Golightly v. Ashrifi  GLR 28
The plaintiff, the head of the Okaikor Churu family, was given the right to farm land at Kokomlemle by the Gbese stool, and they have been in possession of the land since 1875. However, in 1942, the Atukpai family, claiming ownership of the land, sold it to purchasers. The plaintiff then instituted an action against the Atukpai family for a declaration of title to the land, damages for trespass, and an injunction restraining the Atukpai family from laying claim to the land. The Korle family, represented by the Korle priest, later joined the suit as co-plaintiffs.
At the trial court, it was held that the Atukpai family had no rights to the land, and it was the Korle family, together with the Ga and Gbese stool, that had title to the land. The trial judge also declared that the plaintiff (the Okaikor Churu family) was a possessory owner of the land "subject to the rights of the Ga, Gbese, and Korle stools, which are recognised by customary law as being the allodial owners of the land". On appeal by the defendants (the Atukpai family) to the West African Court of Appeal, the judgement of the trial court was upheld. The defendants again appealed to the Privy Council against the finding that the Korle family had any right or interest in the land, save as caretakers of it.
What is the position of the Korle priest? (This was what the Atukpai family sought clarity on when they appealed to the Privy Council.)
Arguments of the Appellant (the Atukpai family)
The Korle priest, even though described as a caretaker, is not one who merely looks after the land for others without an interest in the land. Among others, he can make grants of unappropriated land to subjects of the stool.

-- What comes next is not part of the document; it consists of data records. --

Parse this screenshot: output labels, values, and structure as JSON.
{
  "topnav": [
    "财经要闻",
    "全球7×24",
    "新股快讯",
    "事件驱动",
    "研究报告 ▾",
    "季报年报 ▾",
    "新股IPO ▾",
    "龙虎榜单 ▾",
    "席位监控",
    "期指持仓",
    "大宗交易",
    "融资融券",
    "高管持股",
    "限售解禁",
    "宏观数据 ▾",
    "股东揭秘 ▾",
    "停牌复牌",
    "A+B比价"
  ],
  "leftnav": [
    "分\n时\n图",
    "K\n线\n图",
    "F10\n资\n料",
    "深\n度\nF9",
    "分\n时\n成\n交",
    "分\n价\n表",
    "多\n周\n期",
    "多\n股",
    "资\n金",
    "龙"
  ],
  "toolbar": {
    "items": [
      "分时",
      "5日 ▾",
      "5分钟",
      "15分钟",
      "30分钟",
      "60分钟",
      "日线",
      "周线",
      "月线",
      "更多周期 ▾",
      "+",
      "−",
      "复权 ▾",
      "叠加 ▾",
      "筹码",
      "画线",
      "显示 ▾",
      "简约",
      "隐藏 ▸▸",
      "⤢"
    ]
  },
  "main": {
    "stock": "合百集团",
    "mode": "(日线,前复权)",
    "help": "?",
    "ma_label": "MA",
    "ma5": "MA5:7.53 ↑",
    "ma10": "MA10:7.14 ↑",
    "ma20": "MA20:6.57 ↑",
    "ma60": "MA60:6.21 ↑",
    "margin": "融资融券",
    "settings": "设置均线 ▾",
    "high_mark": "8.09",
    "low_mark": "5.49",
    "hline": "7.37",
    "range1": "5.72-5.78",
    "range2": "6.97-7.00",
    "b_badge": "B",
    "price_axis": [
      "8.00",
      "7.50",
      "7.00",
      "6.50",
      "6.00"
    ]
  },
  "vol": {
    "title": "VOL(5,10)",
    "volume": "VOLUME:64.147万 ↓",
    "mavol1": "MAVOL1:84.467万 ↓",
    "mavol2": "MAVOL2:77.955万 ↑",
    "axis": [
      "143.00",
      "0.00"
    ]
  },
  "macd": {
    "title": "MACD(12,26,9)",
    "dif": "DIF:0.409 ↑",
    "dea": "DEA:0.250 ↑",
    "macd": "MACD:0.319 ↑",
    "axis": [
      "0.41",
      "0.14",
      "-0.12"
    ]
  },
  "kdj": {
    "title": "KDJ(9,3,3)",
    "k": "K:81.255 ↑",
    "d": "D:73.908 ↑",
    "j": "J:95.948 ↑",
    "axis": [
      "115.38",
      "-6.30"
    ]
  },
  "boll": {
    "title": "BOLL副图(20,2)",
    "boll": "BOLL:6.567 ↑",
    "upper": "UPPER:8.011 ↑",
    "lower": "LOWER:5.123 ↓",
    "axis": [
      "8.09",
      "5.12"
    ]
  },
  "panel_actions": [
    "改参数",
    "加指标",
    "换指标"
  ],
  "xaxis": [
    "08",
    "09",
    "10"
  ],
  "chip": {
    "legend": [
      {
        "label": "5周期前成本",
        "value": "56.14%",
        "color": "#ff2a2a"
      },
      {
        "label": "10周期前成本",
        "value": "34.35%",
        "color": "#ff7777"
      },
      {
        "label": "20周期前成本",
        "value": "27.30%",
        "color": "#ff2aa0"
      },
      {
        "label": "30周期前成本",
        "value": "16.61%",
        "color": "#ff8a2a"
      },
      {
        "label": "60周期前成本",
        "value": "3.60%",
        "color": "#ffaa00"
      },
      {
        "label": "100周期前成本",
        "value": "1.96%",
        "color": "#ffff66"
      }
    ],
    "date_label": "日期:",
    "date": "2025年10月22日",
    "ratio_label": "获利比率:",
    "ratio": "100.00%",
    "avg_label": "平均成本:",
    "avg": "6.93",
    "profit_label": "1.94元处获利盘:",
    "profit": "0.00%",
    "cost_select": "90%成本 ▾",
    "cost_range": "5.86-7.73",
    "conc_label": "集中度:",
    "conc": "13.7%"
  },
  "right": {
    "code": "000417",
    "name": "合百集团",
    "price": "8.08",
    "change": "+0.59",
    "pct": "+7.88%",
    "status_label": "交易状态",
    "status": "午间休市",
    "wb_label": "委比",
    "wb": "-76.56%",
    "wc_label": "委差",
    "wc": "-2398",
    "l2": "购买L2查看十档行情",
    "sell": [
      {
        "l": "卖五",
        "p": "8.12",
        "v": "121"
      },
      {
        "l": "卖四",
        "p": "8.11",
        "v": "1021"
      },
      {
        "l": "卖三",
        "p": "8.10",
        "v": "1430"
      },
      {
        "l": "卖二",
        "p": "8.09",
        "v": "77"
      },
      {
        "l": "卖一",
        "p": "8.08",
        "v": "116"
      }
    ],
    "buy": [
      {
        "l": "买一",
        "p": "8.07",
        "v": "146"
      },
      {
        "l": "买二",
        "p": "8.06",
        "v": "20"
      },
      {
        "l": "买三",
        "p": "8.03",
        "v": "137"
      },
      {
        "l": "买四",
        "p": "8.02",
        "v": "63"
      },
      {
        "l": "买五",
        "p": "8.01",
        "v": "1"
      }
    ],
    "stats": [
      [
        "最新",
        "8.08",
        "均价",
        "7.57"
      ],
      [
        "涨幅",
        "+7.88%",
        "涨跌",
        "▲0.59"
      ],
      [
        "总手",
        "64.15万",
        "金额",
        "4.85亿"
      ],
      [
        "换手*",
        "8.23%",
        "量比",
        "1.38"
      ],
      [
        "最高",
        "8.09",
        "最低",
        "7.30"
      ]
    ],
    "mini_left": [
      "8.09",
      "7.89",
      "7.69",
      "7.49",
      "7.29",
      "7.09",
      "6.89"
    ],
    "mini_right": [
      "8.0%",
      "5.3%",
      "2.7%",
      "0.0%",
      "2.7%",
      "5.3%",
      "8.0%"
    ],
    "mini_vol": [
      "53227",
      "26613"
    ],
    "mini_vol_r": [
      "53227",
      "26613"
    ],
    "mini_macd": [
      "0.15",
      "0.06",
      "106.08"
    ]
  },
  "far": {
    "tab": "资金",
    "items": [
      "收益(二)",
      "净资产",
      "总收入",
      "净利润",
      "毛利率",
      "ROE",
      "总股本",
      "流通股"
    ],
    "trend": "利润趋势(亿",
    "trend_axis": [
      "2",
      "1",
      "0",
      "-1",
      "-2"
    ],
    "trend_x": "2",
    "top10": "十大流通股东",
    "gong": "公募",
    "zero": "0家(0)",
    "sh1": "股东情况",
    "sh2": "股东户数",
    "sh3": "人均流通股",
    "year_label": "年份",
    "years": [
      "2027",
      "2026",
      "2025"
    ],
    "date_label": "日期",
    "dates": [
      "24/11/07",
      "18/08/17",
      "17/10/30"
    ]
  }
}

Their lordships stated that the question of the position of the Korle priest is a question of native customary law, which, per the decision in Angu v. Attah, has to be proved in the first instance by calling witnesses acquainted with it until the particular customs have, by frequent proof in the courts, become so notorious that the courts take judicial notice of them.
In the present case, both the trial court and the West African Court of Appeal, upon careful consideration of all the evidence, came to the following conclusions:
(1) that the Korle priest as the caretaker of the lands may make grants of lands to members of the stool for specific purposes, that is, to farm or to build for the purposes of residence or trade: but this right can only be exercised over land which is deemed to be unappropriated;
(2) that an outright alienation or sale of the lands can only be effected with the prior consent of the three stools, the Ga, Gbese and Korle stools and that publicity is necessary in such transactions, the publicity being a safeguard provided by native customary usage against the clandestine disposal of land without the knowledge of the necessary parties;
(3) that the three stools cannot however alienate stool land without obtaining the consent and concurrence of individuals or families who are lawfully in occupation of the land, such as subjects of the Gbese stool who are in occupation, or strangers who have been properly granted some interest, be it a farming or occupation interest, in the land.
Their lordships accepted the above positions.
Summary of Principles: